$, T., OF NIC. -
IR ' ON TOBACCQ ' % DELIVERY/PUFF
BRAND' IL. (mg/Cig. y 1 2' 3 4 5 6 7 8
, ~~- .
~ 17.2 1 . ~0~6~ .12' ~ .15
~ .17 ! .25~~
~ .32' .~3'6
True~ Green 85 ~152 ' ]12'.16~~ .17' .~4!2' .53 .58 ~ .69'
I .~75~' ~ .78 ' -
True Green 100 34 14.84 .2'4 .46 .54 .55 ' .66 , .T6 .912 I -
Golden Light 100' 56 17.60, I .08 .14, .26 .30 .35 .41 .46 .54
Newport Light 85 '3I6 14.,85
~ . 34! . 59. .,69 . 72 . 88 .92 1. 0'0 -
Golden Light 8~~5~
Salem Light 85 18' 13'.93' .34 I .63 .80 I.71 .,97' 1.04 1.0'9. 1.~16
Merit 85 30 10.91 ' .28 '' .,5'8 . 72'. . 68' .92 . 98 .94 -
bCool ' Super Light
13.96 .14 . 27 .36 . 39' .51 I. 57' .66

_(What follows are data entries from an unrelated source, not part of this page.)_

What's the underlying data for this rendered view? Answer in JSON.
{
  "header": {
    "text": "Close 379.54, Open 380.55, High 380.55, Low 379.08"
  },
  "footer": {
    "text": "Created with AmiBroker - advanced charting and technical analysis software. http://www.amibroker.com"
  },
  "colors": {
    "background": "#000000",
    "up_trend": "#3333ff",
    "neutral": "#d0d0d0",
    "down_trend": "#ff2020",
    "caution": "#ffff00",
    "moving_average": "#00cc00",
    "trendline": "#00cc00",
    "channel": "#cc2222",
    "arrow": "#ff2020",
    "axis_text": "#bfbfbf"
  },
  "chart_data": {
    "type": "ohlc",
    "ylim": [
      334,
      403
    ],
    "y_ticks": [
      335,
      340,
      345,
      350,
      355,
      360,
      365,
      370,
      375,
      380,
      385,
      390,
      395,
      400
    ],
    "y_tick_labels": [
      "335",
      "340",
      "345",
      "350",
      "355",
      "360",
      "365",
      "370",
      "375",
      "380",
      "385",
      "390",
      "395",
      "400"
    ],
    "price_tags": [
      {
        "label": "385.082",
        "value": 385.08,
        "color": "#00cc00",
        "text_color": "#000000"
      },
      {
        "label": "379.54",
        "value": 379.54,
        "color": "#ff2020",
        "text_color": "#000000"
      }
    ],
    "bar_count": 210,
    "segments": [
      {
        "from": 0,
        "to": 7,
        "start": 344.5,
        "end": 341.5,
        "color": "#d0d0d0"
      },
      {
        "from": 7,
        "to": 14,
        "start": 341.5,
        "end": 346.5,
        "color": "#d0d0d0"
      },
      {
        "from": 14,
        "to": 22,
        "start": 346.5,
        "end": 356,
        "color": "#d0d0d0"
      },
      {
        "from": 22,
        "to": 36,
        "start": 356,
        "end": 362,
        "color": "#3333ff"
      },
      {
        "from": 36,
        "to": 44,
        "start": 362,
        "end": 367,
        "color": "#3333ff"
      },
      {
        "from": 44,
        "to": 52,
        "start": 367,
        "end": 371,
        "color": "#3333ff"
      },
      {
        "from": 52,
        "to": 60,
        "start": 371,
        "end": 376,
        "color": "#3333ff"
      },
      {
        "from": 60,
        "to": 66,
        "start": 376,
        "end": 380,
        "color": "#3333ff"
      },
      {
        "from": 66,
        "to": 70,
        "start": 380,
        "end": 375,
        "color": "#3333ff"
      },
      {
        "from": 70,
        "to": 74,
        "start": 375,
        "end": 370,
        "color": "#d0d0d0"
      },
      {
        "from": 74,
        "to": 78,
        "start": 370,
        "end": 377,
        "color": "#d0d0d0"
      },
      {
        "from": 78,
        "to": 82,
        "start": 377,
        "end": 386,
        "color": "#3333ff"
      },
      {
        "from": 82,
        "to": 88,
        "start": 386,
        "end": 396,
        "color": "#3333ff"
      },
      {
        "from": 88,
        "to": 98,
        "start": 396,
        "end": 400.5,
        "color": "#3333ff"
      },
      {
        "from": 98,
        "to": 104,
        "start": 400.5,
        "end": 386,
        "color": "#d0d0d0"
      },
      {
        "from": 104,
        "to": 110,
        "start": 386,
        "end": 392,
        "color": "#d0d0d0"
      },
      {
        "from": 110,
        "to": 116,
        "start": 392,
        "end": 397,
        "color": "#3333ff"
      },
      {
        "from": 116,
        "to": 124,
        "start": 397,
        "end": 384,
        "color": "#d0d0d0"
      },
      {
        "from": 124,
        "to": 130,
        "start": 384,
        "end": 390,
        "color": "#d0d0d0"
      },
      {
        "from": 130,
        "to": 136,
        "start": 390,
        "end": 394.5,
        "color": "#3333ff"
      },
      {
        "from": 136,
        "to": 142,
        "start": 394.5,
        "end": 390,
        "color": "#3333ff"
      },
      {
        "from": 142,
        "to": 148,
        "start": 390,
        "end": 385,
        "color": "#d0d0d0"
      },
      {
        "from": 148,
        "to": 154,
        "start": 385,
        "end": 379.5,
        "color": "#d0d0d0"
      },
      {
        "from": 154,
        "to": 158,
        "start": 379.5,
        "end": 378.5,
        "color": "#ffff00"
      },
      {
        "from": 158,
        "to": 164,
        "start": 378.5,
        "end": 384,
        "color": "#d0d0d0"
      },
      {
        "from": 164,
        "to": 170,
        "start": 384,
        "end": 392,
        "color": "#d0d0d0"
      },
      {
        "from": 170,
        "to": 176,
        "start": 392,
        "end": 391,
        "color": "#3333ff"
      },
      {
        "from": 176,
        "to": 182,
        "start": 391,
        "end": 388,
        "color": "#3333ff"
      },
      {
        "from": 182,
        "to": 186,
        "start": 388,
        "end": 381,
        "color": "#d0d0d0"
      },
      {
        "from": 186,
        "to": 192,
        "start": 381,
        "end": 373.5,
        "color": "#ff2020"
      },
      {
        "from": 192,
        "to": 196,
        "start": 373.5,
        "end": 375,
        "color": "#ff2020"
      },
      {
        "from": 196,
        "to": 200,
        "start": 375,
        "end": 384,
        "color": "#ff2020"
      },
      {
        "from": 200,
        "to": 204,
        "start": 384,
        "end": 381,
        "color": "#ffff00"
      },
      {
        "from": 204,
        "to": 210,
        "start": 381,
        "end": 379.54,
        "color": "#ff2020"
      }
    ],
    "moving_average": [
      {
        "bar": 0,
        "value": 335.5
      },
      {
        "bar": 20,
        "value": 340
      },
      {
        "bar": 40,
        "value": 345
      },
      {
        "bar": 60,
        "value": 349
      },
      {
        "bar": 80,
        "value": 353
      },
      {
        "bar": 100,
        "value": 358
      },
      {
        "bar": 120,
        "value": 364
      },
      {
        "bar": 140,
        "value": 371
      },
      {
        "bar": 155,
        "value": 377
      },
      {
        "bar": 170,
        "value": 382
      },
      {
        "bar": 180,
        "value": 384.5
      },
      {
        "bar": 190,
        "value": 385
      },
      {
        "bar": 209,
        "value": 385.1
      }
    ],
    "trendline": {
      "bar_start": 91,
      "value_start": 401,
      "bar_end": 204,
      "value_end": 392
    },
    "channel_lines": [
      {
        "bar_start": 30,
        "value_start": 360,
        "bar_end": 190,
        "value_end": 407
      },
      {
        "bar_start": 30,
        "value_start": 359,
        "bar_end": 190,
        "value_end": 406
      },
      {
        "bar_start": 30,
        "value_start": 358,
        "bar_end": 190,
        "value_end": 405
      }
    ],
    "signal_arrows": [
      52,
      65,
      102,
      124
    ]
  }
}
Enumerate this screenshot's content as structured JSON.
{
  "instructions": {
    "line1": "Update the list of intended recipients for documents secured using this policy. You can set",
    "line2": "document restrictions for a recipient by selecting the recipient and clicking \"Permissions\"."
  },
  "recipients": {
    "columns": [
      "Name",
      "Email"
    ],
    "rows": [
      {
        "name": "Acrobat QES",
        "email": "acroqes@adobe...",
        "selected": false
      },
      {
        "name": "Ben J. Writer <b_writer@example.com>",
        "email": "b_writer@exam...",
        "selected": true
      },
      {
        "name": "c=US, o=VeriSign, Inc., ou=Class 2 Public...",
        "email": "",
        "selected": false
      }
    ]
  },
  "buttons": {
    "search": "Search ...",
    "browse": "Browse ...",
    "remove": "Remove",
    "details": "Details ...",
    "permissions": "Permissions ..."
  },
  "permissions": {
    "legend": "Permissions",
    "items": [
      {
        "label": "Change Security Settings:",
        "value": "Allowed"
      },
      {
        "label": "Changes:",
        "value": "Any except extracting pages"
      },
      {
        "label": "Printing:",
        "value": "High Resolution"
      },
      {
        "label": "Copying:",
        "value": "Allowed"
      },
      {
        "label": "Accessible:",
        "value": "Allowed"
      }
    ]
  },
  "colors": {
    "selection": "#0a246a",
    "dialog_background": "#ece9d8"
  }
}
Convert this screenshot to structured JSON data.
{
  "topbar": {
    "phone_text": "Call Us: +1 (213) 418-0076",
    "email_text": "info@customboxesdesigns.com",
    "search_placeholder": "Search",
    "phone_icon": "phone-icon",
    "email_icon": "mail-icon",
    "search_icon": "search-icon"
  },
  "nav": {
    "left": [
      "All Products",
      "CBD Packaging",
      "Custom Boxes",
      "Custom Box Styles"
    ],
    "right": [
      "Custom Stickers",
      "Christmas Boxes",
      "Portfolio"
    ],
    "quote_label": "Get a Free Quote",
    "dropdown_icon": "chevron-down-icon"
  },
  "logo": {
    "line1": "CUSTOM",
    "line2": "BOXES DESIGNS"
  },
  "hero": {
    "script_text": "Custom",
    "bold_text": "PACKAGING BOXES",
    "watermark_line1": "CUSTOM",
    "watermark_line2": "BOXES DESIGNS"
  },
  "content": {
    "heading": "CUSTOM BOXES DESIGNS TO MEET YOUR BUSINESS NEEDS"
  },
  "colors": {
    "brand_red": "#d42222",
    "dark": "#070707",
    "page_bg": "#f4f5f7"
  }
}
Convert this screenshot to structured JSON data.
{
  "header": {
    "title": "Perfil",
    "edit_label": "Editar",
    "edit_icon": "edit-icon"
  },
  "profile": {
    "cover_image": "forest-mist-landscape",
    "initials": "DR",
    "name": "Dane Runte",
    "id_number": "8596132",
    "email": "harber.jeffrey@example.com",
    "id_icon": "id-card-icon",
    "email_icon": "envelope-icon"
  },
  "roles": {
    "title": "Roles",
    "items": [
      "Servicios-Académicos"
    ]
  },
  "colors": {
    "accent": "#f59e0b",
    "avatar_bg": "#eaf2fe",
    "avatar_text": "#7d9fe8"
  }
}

;Carlton 85 8'.0 I 9.76 .04 .08' .12 .14 .2'.1 .24 - -
'~ .44 4~4